> WORK TASK
Every line containing the word "icon" must be pulled from the records.

☆ ☆ ☆ ☆ ☆ ☆ ☆

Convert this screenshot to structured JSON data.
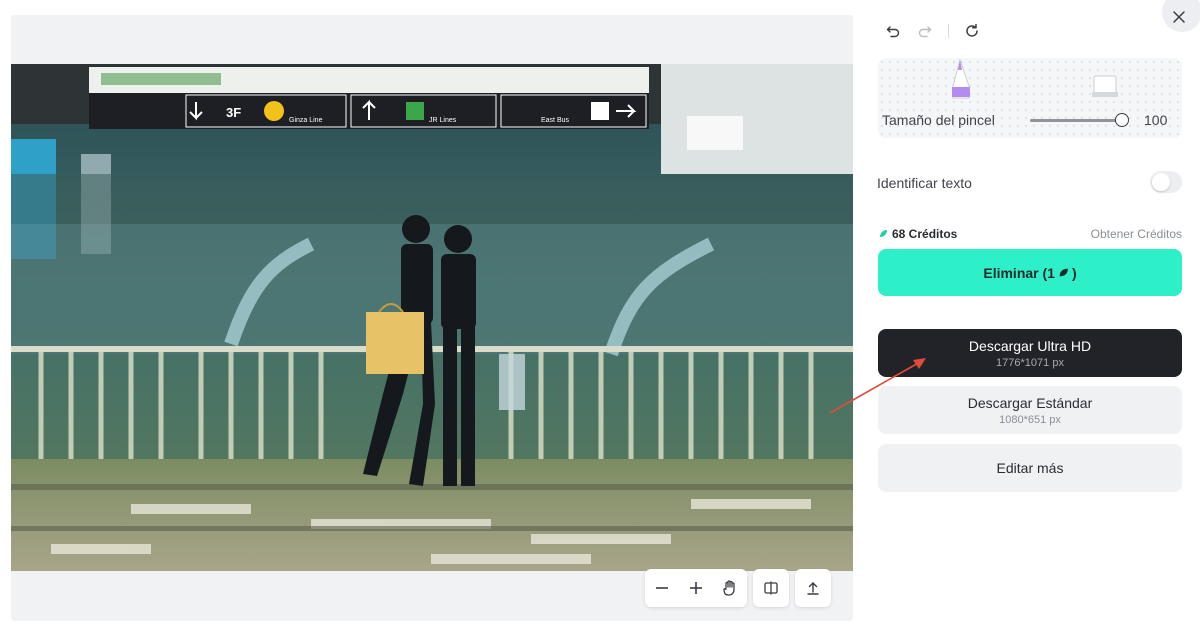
{
  "canvas": {
    "photo": {
      "signs": [
        {
          "text": "3F"
        },
        {
          "text": "Ginza Line"
        },
        {
          "text": "JR Lines"
        },
        {
          "text": "East Bus"
        }
      ]
    },
    "toolbar": {
      "zoom_out_icon": "minus-icon",
      "zoom_in_icon": "plus-icon",
      "pan_icon": "hand-icon",
      "compare_icon": "compare-icon",
      "upload_icon": "upload-icon"
    }
  },
  "panel": {
    "history": {
      "undo_icon": "undo-icon",
      "redo_icon": "redo-icon",
      "reset_icon": "reset-icon"
    },
    "brush": {
      "size_label": "Tamaño del pincel",
      "size_value": "100",
      "size_fraction": 1.0,
      "brush_color": "#b48cf0"
    },
    "identify_text": {
      "label": "Identificar texto",
      "enabled": false
    },
    "credits": {
      "amount": "68 Créditos",
      "get_link": "Obtener Créditos",
      "accent": "#2ef0c8"
    },
    "buttons": {
      "remove_label": "Eliminar (1",
      "remove_suffix": ")",
      "ultra_hd_label": "Descargar Ultra HD",
      "ultra_hd_size": "1776*1071 px",
      "standard_label": "Descargar Estándar",
      "standard_size": "1080*651 px",
      "edit_more_label": "Editar más"
    },
    "close_icon": "close-icon"
  },
  "annotation": {
    "arrow_color": "#e04b3a"
  }
}
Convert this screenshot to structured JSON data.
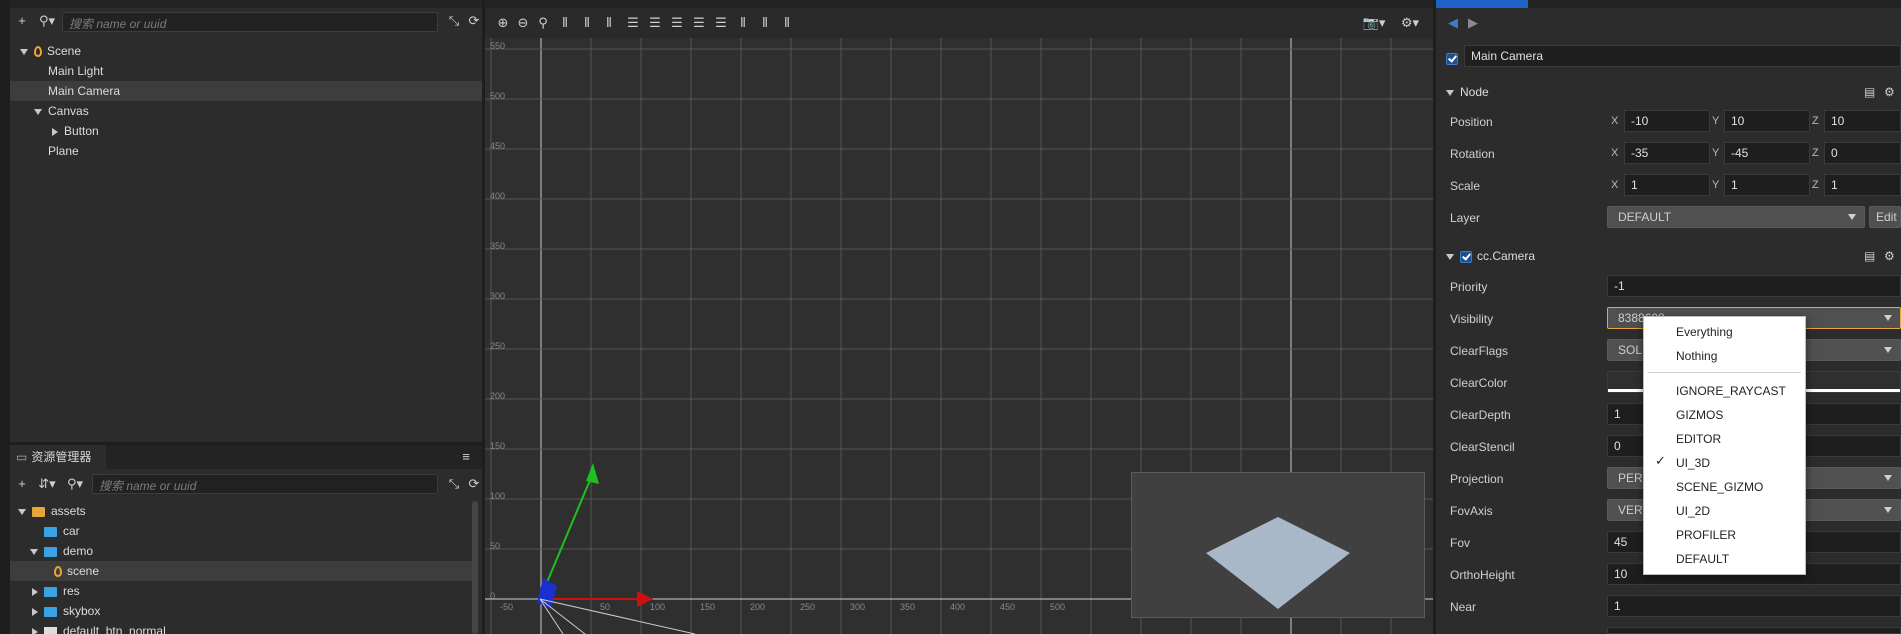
{
  "hierarchy": {
    "search_placeholder": "搜索 name or uuid",
    "tree": [
      "Scene",
      "Main Light",
      "Main Camera",
      "Canvas",
      "Button",
      "Plane"
    ]
  },
  "assets": {
    "tab_title": "资源管理器",
    "search_placeholder": "搜索 name or uuid",
    "tree": [
      "assets",
      "car",
      "demo",
      "scene",
      "res",
      "skybox",
      "default_btn_normal"
    ]
  },
  "scene": {
    "grid_y_labels": [
      "550",
      "500",
      "450",
      "400",
      "350",
      "300",
      "250",
      "200",
      "150",
      "100",
      "50",
      "0"
    ],
    "grid_x_labels": [
      "-50",
      "50",
      "100",
      "150",
      "200",
      "250",
      "300",
      "350",
      "400",
      "450",
      "500"
    ]
  },
  "inspector": {
    "node_name": "Main Camera",
    "node_section": "Node",
    "position": {
      "label": "Position",
      "x": "-10",
      "y": "10",
      "z": "10"
    },
    "rotation": {
      "label": "Rotation",
      "x": "-35",
      "y": "-45",
      "z": "0"
    },
    "scale": {
      "label": "Scale",
      "x": "1",
      "y": "1",
      "z": "1"
    },
    "layer": {
      "label": "Layer",
      "value": "DEFAULT",
      "edit": "Edit"
    },
    "camera_section": "cc.Camera",
    "axis_x": "X",
    "axis_y": "Y",
    "axis_z": "Z",
    "props": {
      "priority": {
        "label": "Priority",
        "value": "-1"
      },
      "visibility": {
        "label": "Visibility",
        "value": "8388608"
      },
      "clearflags": {
        "label": "ClearFlags",
        "value": "SOLID_COLOR"
      },
      "clearcolor": {
        "label": "ClearColor"
      },
      "cleardepth": {
        "label": "ClearDepth",
        "value": "1"
      },
      "clearstencil": {
        "label": "ClearStencil",
        "value": "0"
      },
      "projection": {
        "label": "Projection",
        "value": "PERSPECTIVE"
      },
      "fovaxis": {
        "label": "FovAxis",
        "value": "VERTICAL"
      },
      "fov": {
        "label": "Fov",
        "value": "45"
      },
      "orthoheight": {
        "label": "OrthoHeight",
        "value": "10"
      },
      "near": {
        "label": "Near",
        "value": "1"
      }
    }
  },
  "visibility_menu": {
    "items": [
      "Everything",
      "Nothing",
      "IGNORE_RAYCAST",
      "GIZMOS",
      "EDITOR",
      "UI_3D",
      "SCENE_GIZMO",
      "UI_2D",
      "PROFILER",
      "DEFAULT"
    ],
    "checked": "UI_3D"
  },
  "colors": {
    "accent": "#3c7bc8",
    "panel": "#2c2c2c",
    "grid": "#5a5a5a"
  }
}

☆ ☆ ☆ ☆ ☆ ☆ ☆

> SOLUTION FOR THIS EXERCISE
      "zoom_out_icon": "minus-icon",
      "zoom_in_icon": "plus-icon",
      "pan_icon": "hand-icon",
      "compare_icon": "compare-icon",
      "upload_icon": "upload-icon"
      "undo_icon": "undo-icon",
      "redo_icon": "redo-icon",
      "reset_icon": "reset-icon"
    "close_icon": "close-icon"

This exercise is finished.